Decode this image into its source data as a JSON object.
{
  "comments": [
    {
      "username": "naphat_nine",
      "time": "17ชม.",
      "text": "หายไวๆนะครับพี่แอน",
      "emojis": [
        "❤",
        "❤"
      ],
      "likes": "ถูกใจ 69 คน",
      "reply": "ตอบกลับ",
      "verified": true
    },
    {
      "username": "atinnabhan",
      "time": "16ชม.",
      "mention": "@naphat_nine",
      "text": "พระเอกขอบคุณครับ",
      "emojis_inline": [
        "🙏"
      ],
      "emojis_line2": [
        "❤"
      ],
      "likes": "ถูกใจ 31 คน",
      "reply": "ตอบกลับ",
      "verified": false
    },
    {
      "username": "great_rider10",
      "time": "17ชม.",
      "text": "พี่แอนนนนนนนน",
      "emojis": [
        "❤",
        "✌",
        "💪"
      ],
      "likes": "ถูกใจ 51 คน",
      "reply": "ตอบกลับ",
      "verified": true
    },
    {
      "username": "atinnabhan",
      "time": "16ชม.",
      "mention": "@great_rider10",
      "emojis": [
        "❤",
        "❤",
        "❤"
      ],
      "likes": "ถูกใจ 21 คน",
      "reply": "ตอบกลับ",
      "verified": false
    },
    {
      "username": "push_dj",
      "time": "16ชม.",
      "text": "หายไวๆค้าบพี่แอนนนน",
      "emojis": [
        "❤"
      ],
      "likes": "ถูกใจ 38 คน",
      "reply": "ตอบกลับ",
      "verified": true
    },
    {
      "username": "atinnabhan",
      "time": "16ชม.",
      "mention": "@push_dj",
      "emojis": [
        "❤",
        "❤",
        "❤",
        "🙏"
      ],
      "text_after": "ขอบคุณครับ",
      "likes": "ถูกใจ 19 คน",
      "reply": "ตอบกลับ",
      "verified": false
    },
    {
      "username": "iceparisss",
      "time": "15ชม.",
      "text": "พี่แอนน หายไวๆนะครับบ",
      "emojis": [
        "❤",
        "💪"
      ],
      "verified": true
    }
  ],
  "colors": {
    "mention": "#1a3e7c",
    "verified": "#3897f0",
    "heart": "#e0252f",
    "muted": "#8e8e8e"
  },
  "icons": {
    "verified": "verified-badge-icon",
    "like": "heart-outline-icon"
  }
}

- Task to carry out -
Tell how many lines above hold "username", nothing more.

- Written reply -
7